Remember, homeschooling means more time to build upon and create family traditions, and it also means that you can be more creative in finding ways to celebrate the special times of year with others.

For example, say one of your family's Christmas highlights was the school's Christmas (or winter festival) program where the children performed carols. An alternative, and a charitable one at that, could be getting together with a few other homeschooling families for caroling at a local nursing home or pediatrics unit. If you have budding actors in the family or homeschool group, you could even put together a play or skit to perform as well. Or your family could join up with others for some old-fashioned neighborhood caroling. Churches also provide many opportunities along these lines as well.

Other Christmas activities could include crafts, making felt applique stockings and making and selling wreaths to earn money for a special holiday outing or charity, collecting toys for less fortunate children, etc. These can be family activities or ones you do with other families, clubs or a church group. The same would go for any holiday. Other holiday traditions like making Mother's Day and Father's Day cards at school can be done at home with the help of the other parent or a sibling.

Homeschooling groups are great for organizing activities like this. One holiday that is probably more painful than fun for many kids in formal school settings is Valentine's Day. It's great for kids who are popular and get their Valentine's bags filled with cards from their classmates, but it can be crushing for the child who doesn't get many cards. Many teachers now require everyone gets a card, but then that has its problems too. Valentine's Day is a great day for building your own family traditions. One fun activity is to pick up some old-fashioned valentine making supplies (such as doilies and pink construction paper) and make Valentine's to mail to friends and relatives. Trust me; these will be much more treasured than an email greeting.

Celebrating holidays without the constrictions of the school also means you can celebrate them in ways that reflect your family's values, not school regulations. You can also integrate holidays into the children's lessons with both fun, hands-on activities as well as researching, at the library and/or online, aspects such as history and worldwide traditions.

The changing seasons lend themselves to fun activities for homeschooling families, and again you will find a treasure trove of information at the library and online. When autumn approaches, for example, do a search for children's fall activities or leaf crafts. Then, go for a fall family hike and collect leaves and items to use in your craft. Seasonal changes can easily become part of lessons. Actually you can integrate seasons and holidays for that matter into just about any subject, from history, literature and math to writing, science and music.
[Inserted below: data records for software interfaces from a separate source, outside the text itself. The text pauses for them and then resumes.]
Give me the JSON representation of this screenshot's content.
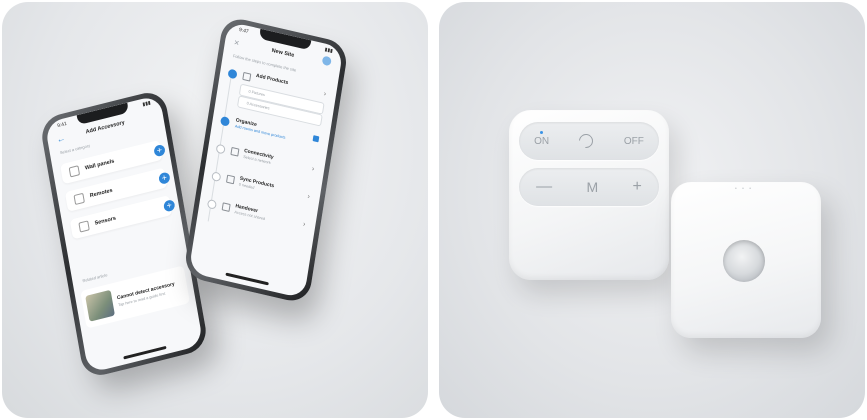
{
  "phone_left": {
    "status_time": "9:41",
    "title": "Add Accessory",
    "subtitle": "Select a category",
    "items": [
      {
        "label": "Wall panels",
        "icon": "wall-panel-icon"
      },
      {
        "label": "Remotes",
        "icon": "remote-icon"
      },
      {
        "label": "Sensors",
        "icon": "sensor-icon"
      }
    ],
    "section_label": "Related article",
    "detect_title": "Cannot detect accessory",
    "detect_sub": "Tap here to read a guide first"
  },
  "phone_right": {
    "status_time": "9:47",
    "title": "New Site",
    "subtitle": "Follow the steps to complete the site",
    "steps": [
      {
        "title": "Add Products",
        "sub": "",
        "done": true,
        "sub_items": [
          "0 Fixtures",
          "0 Accessories"
        ]
      },
      {
        "title": "Organize",
        "sub": "Add rooms and move products",
        "done": true
      },
      {
        "title": "Connectivity",
        "sub": "Select a network",
        "done": false
      },
      {
        "title": "Sync Products",
        "sub": "0 needed",
        "done": false
      },
      {
        "title": "Handover",
        "sub": "Access not shared",
        "done": false
      }
    ]
  },
  "remote": {
    "top_buttons": [
      "ON",
      "OFF"
    ],
    "bottom_buttons": [
      "—",
      "M",
      "+"
    ],
    "indicator_color": "#3b93e6"
  },
  "colors": {
    "accent": "#2f86d8",
    "panel_bg": "#e5e7ea"
  }
}
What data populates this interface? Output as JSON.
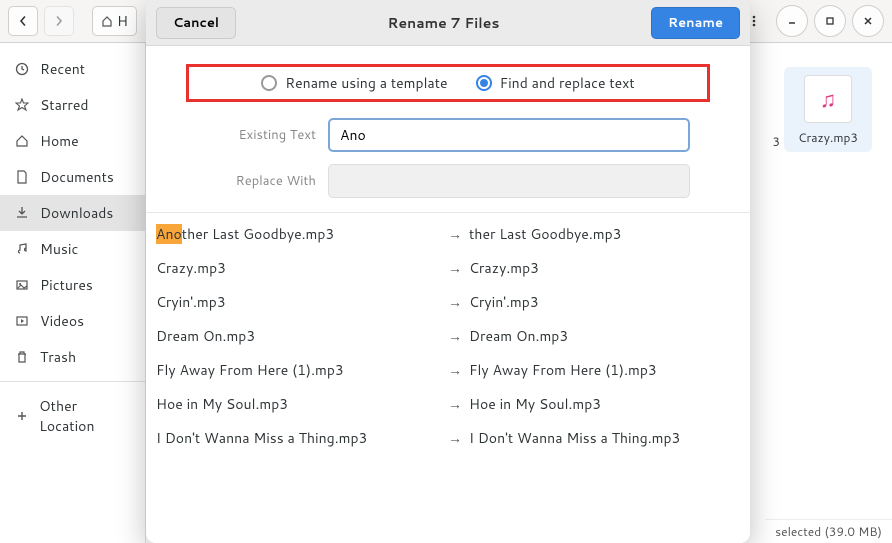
{
  "toolbar": {
    "back_icon": "back",
    "forward_icon": "forward",
    "home_label": "H"
  },
  "sidebar": {
    "items": [
      {
        "icon": "clock",
        "label": "Recent"
      },
      {
        "icon": "star",
        "label": "Starred"
      },
      {
        "icon": "home",
        "label": "Home"
      },
      {
        "icon": "doc",
        "label": "Documents"
      },
      {
        "icon": "down",
        "label": "Downloads"
      },
      {
        "icon": "music",
        "label": "Music"
      },
      {
        "icon": "pic",
        "label": "Pictures"
      },
      {
        "icon": "video",
        "label": "Videos"
      },
      {
        "icon": "trash",
        "label": "Trash"
      }
    ],
    "other_label": "Other Location"
  },
  "bg": {
    "partial_ext": "3",
    "tile_name": "Crazy.mp3",
    "status": "selected  (39.0 MB)"
  },
  "dialog": {
    "cancel": "Cancel",
    "title": "Rename 7 Files",
    "rename": "Rename",
    "mode_template": "Rename using a template",
    "mode_replace": "Find and replace text",
    "existing_label": "Existing Text",
    "existing_value": "Ano",
    "replace_label": "Replace With",
    "replace_value": "",
    "highlight": "Ano",
    "rows": [
      {
        "old_pre": "",
        "old_match": "Ano",
        "old_post": "ther Last Goodbye.mp3",
        "new": "ther Last Goodbye.mp3"
      },
      {
        "old_pre": "Crazy.mp3",
        "old_match": "",
        "old_post": "",
        "new": "Crazy.mp3"
      },
      {
        "old_pre": "Cryin'.mp3",
        "old_match": "",
        "old_post": "",
        "new": "Cryin'.mp3"
      },
      {
        "old_pre": "Dream On.mp3",
        "old_match": "",
        "old_post": "",
        "new": "Dream On.mp3"
      },
      {
        "old_pre": "Fly Away From Here (1).mp3",
        "old_match": "",
        "old_post": "",
        "new": "Fly Away From Here (1).mp3"
      },
      {
        "old_pre": "Hoe in My Soul.mp3",
        "old_match": "",
        "old_post": "",
        "new": "Hoe in My Soul.mp3"
      },
      {
        "old_pre": "I Don't Wanna Miss a Thing.mp3",
        "old_match": "",
        "old_post": "",
        "new": "I Don't Wanna Miss a Thing.mp3"
      }
    ]
  }
}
But what about the long-standing tradition of summer vacation? Homeschooling doesn't have to be year round, although you may not want to take three months off from learning. Summer's still a great time to take things slower and to enjoy nature outings like camping, river rafting or day trips to the beach. There's no rule about when or how you celebrate summer. Some families like to declare a vacation from school work for two or three weeks (or more), and then just spend a little less time on school for the rest of the season, while savoring the delights of summer.